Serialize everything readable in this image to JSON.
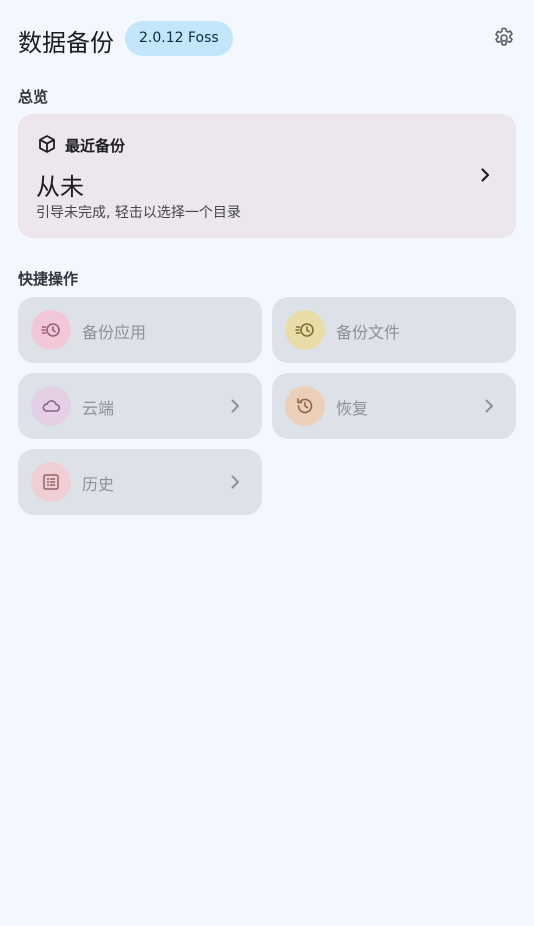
{
  "header": {
    "title": "数据备份",
    "version": "2.0.12 Foss",
    "settings_icon": "gear-icon"
  },
  "overview": {
    "section_title": "总览",
    "card_icon": "package-icon",
    "label": "最近备份",
    "value": "从未",
    "hint": "引导未完成, 轻击以选择一个目录"
  },
  "quick_actions": {
    "section_title": "快捷操作",
    "items": [
      {
        "label": "备份应用",
        "icon": "clock-rewind-icon",
        "color": "#f2c8d8"
      },
      {
        "label": "备份文件",
        "icon": "clock-rewind-icon",
        "color": "#e8dda9"
      },
      {
        "label": "云端",
        "icon": "cloud-icon",
        "color": "#e4cfe5"
      },
      {
        "label": "恢复",
        "icon": "history-icon",
        "color": "#eccfb8"
      },
      {
        "label": "历史",
        "icon": "list-icon",
        "color": "#efcfd3"
      }
    ]
  }
}
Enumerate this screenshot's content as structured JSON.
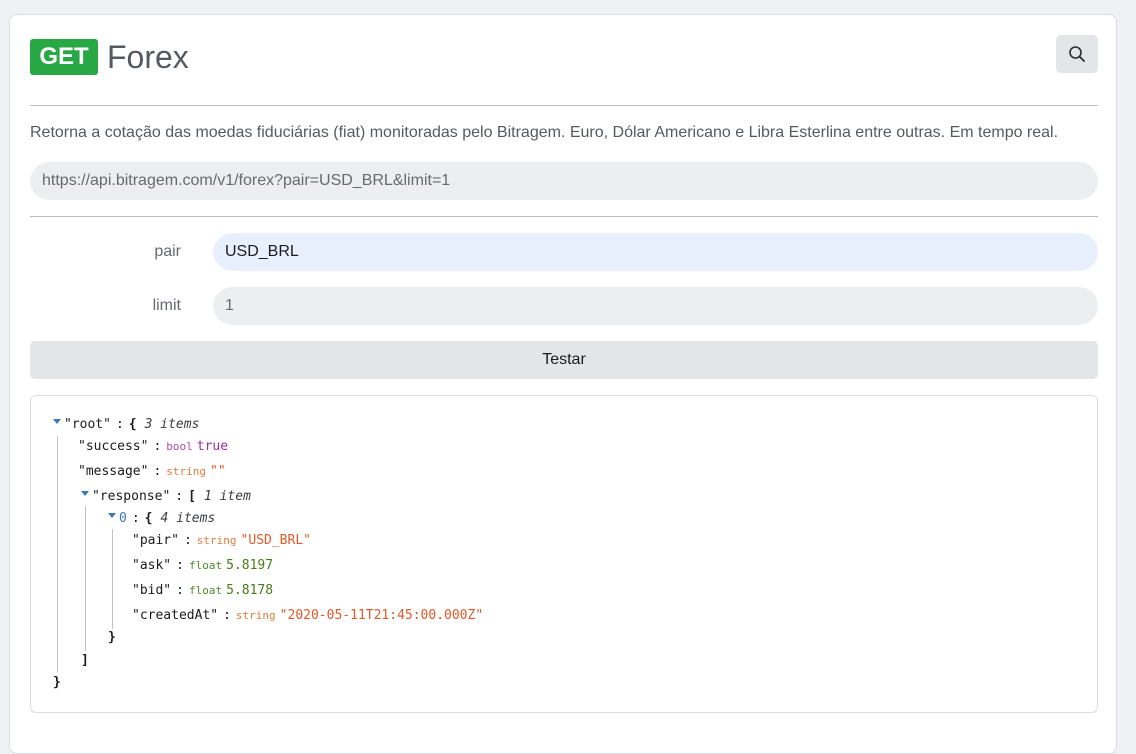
{
  "endpoint": {
    "method": "GET",
    "title": "Forex",
    "description": "Retorna a cotação das moedas fiduciárias (fiat) monitoradas pelo Bitragem. Euro, Dólar Americano e Libra Esterlina entre outras. Em tempo real.",
    "url": "https://api.bitragem.com/v1/forex?pair=USD_BRL&limit=1",
    "search_icon": "search-icon"
  },
  "params": [
    {
      "label": "pair",
      "value": "USD_BRL"
    },
    {
      "label": "limit",
      "value": "1"
    }
  ],
  "test_button": "Testar",
  "json_view": {
    "root": {
      "key": "\"root\"",
      "open": "{",
      "meta": "3 items",
      "close": "}"
    },
    "success": {
      "key": "\"success\"",
      "type": "bool",
      "value": "true"
    },
    "message": {
      "key": "\"message\"",
      "type": "string",
      "value": "\"\""
    },
    "response": {
      "key": "\"response\"",
      "open": "[",
      "meta": "1 item",
      "close": "]"
    },
    "item0": {
      "key": "0",
      "open": "{",
      "meta": "4 items",
      "close": "}"
    },
    "pair": {
      "key": "\"pair\"",
      "type": "string",
      "value": "\"USD_BRL\""
    },
    "ask": {
      "key": "\"ask\"",
      "type": "float",
      "value": "5.8197"
    },
    "bid": {
      "key": "\"bid\"",
      "type": "float",
      "value": "5.8178"
    },
    "createdAt": {
      "key": "\"createdAt\"",
      "type": "string",
      "value": "\"2020-05-11T21:45:00.000Z\""
    }
  },
  "colors": {
    "method_badge": "#28a745",
    "active_input": "#e8f0fe",
    "type_bool": "#b04fae",
    "type_string": "#e07d3f",
    "type_float": "#4c8a2c"
  }
}
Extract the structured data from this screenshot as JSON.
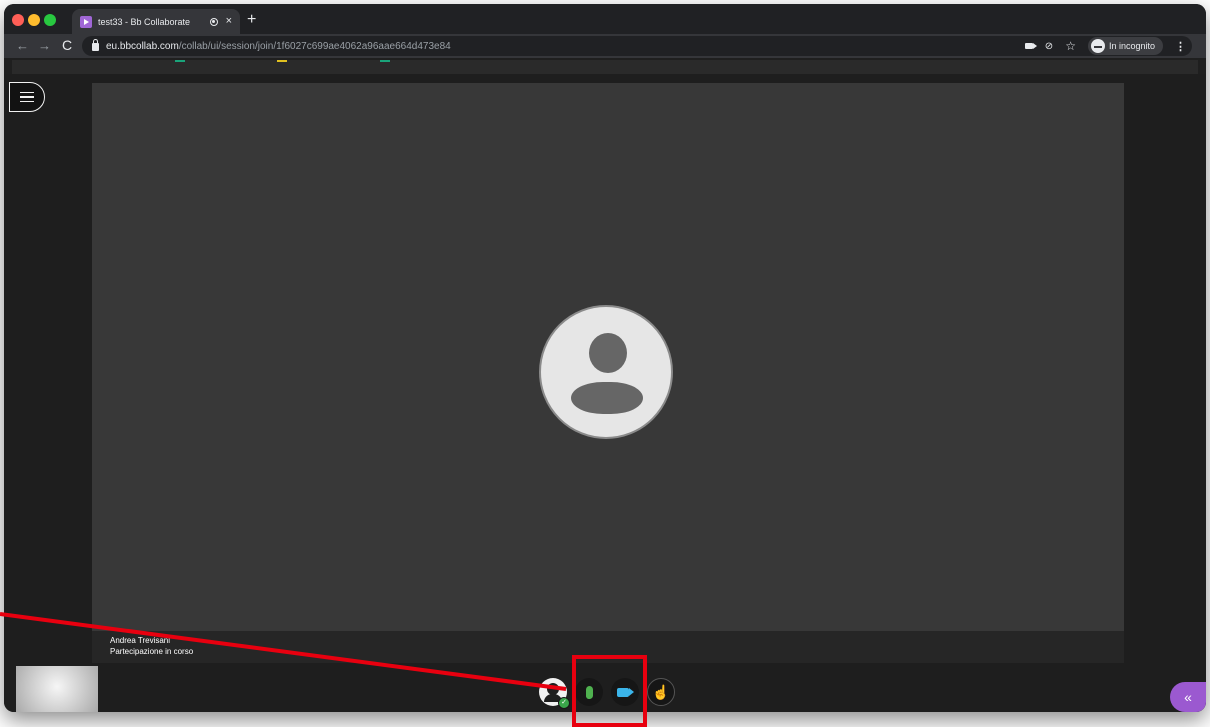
{
  "browser": {
    "tab": {
      "title": "test33 - Bb Collaborate",
      "close_glyph": "×"
    },
    "new_tab_glyph": "+",
    "nav": {
      "back": "←",
      "forward": "→",
      "reload": "C"
    },
    "url": {
      "host": "eu.bbcollab.com",
      "path": "/collab/ui/session/join/1f6027c699ae4062a96aae664d473e84"
    },
    "incognito_label": "In incognito",
    "star_glyph": "☆",
    "menu_glyph": "⋮",
    "eye_glyph": "⊘"
  },
  "session": {
    "participant_name": "Andrea Trevisani",
    "participant_status": "Partecipazione in corso",
    "status_check_glyph": "✓",
    "hand_glyph": "☝",
    "panel_toggle_glyph": "«"
  },
  "icons": {
    "menu": "hamburger-icon",
    "avatar": "person-icon",
    "mic": "microphone-icon",
    "camera": "camera-icon",
    "raise_hand": "raise-hand-icon",
    "collapse": "chevrons-left-icon"
  },
  "colors": {
    "mic_active": "#4fb14f",
    "camera_active": "#3bb5ea",
    "panel_accent": "#9b59d0",
    "annotation": "#e8000f",
    "favicon": "#a067d6",
    "bookmark_marks": [
      "#1aa37a",
      "#e0c020",
      "#1aa37a"
    ]
  }
}
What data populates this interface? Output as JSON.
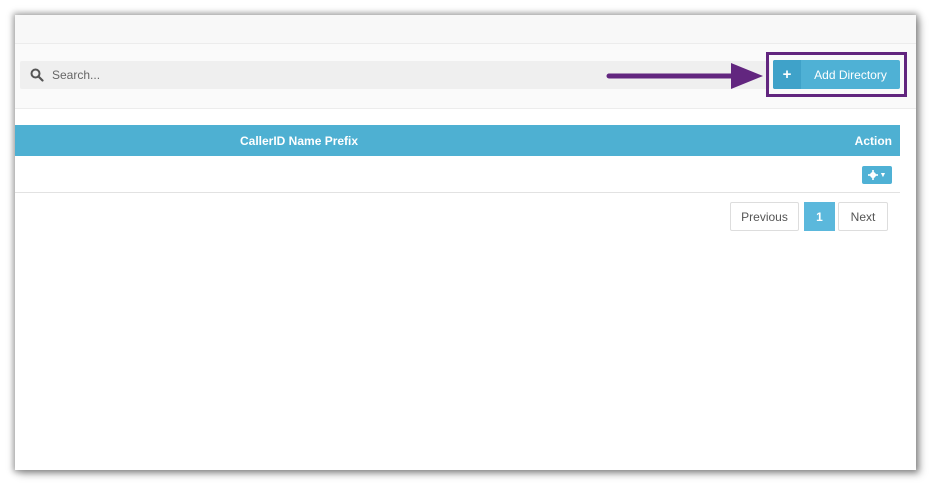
{
  "search": {
    "placeholder": "Search..."
  },
  "toolbar": {
    "add_label": "Add Directory",
    "add_icon": "+"
  },
  "table": {
    "columns": [
      "CallerID Name Prefix",
      "Action"
    ],
    "rows": [
      {
        "caller_id_name_prefix": "",
        "action_icon": "gear-icon"
      }
    ]
  },
  "pagination": {
    "previous": "Previous",
    "current": "1",
    "next": "Next"
  },
  "colors": {
    "accent": "#4eb0d2",
    "highlight": "#62267f"
  }
}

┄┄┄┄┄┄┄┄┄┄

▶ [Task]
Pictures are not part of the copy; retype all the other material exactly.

▶ [Your solution]
Serialize everything readable in this image to JSON.
{
  "header": {
    "title": "数据备份",
    "version": "2.0.12 Foss",
    "settings_icon": "gear-icon"
  },
  "overview": {
    "section_title": "总览",
    "card_icon": "package-icon",
    "label": "最近备份",
    "value": "从未",
    "hint": "引导未完成, 轻击以选择一个目录"
  },
  "quick_actions": {
    "section_title": "快捷操作",
    "items": [
      {
        "label": "备份应用",
        "icon": "clock-rewind-icon",
        "color": "#f2c8d8"
      },
      {
        "label": "备份文件",
        "icon": "clock-rewind-icon",
        "color": "#e8dda9"
      },
      {
        "label": "云端",
        "icon": "cloud-icon",
        "color": "#e4cfe5"
      },
      {
        "label": "恢复",
        "icon": "history-icon",
        "color": "#eccfb8"
      },
      {
        "label": "历史",
        "icon": "list-icon",
        "color": "#efcfd3"
      }
    ]
  }
}
Enumerate this screenshot's content as structured JSON.
{
  "endpoint": {
    "method": "GET",
    "title": "Forex",
    "description": "Retorna a cotação das moedas fiduciárias (fiat) monitoradas pelo Bitragem. Euro, Dólar Americano e Libra Esterlina entre outras. Em tempo real.",
    "url": "https://api.bitragem.com/v1/forex?pair=USD_BRL&limit=1",
    "search_icon": "search-icon"
  },
  "params": [
    {
      "label": "pair",
      "value": "USD_BRL"
    },
    {
      "label": "limit",
      "value": "1"
    }
  ],
  "test_button": "Testar",
  "json_view": {
    "root": {
      "key": "\"root\"",
      "open": "{",
      "meta": "3 items",
      "close": "}"
    },
    "success": {
      "key": "\"success\"",
      "type": "bool",
      "value": "true"
    },
    "message": {
      "key": "\"message\"",
      "type": "string",
      "value": "\"\""
    },
    "response": {
      "key": "\"response\"",
      "open": "[",
      "meta": "1 item",
      "close": "]"
    },
    "item0": {
      "key": "0",
      "open": "{",
      "meta": "4 items",
      "close": "}"
    },
    "pair": {
      "key": "\"pair\"",
      "type": "string",
      "value": "\"USD_BRL\""
    },
    "ask": {
      "key": "\"ask\"",
      "type": "float",
      "value": "5.8197"
    },
    "bid": {
      "key": "\"bid\"",
      "type": "float",
      "value": "5.8178"
    },
    "createdAt": {
      "key": "\"createdAt\"",
      "type": "string",
      "value": "\"2020-05-11T21:45:00.000Z\""
    }
  },
  "colors": {
    "method_badge": "#28a745",
    "active_input": "#e8f0fe",
    "type_bool": "#b04fae",
    "type_string": "#e07d3f",
    "type_float": "#4c8a2c"
  }
}
Extract the structured data from this screenshot as JSON.
{
  "browser": {
    "tab": {
      "title": "test33 - Bb Collaborate",
      "close_glyph": "×"
    },
    "new_tab_glyph": "+",
    "nav": {
      "back": "←",
      "forward": "→",
      "reload": "C"
    },
    "url": {
      "host": "eu.bbcollab.com",
      "path": "/collab/ui/session/join/1f6027c699ae4062a96aae664d473e84"
    },
    "incognito_label": "In incognito",
    "star_glyph": "☆",
    "menu_glyph": "⋮",
    "eye_glyph": "⊘"
  },
  "session": {
    "participant_name": "Andrea Trevisani",
    "participant_status": "Partecipazione in corso",
    "status_check_glyph": "✓",
    "hand_glyph": "☝",
    "panel_toggle_glyph": "«"
  },
  "icons": {
    "menu": "hamburger-icon",
    "avatar": "person-icon",
    "mic": "microphone-icon",
    "camera": "camera-icon",
    "raise_hand": "raise-hand-icon",
    "collapse": "chevrons-left-icon"
  },
  "colors": {
    "mic_active": "#4fb14f",
    "camera_active": "#3bb5ea",
    "panel_accent": "#9b59d0",
    "annotation": "#e8000f",
    "favicon": "#a067d6",
    "bookmark_marks": [
      "#1aa37a",
      "#e0c020",
      "#1aa37a"
    ]
  }
}
What data populates this interface? Output as JSON.
{
  "search": {
    "placeholder": "Search..."
  },
  "toolbar": {
    "add_label": "Add Directory",
    "add_icon": "+"
  },
  "table": {
    "columns": [
      "CallerID Name Prefix",
      "Action"
    ],
    "rows": [
      {
        "caller_id_name_prefix": "",
        "action_icon": "gear-icon"
      }
    ]
  },
  "pagination": {
    "previous": "Previous",
    "current": "1",
    "next": "Next"
  },
  "colors": {
    "accent": "#4eb0d2",
    "highlight": "#62267f"
  }
}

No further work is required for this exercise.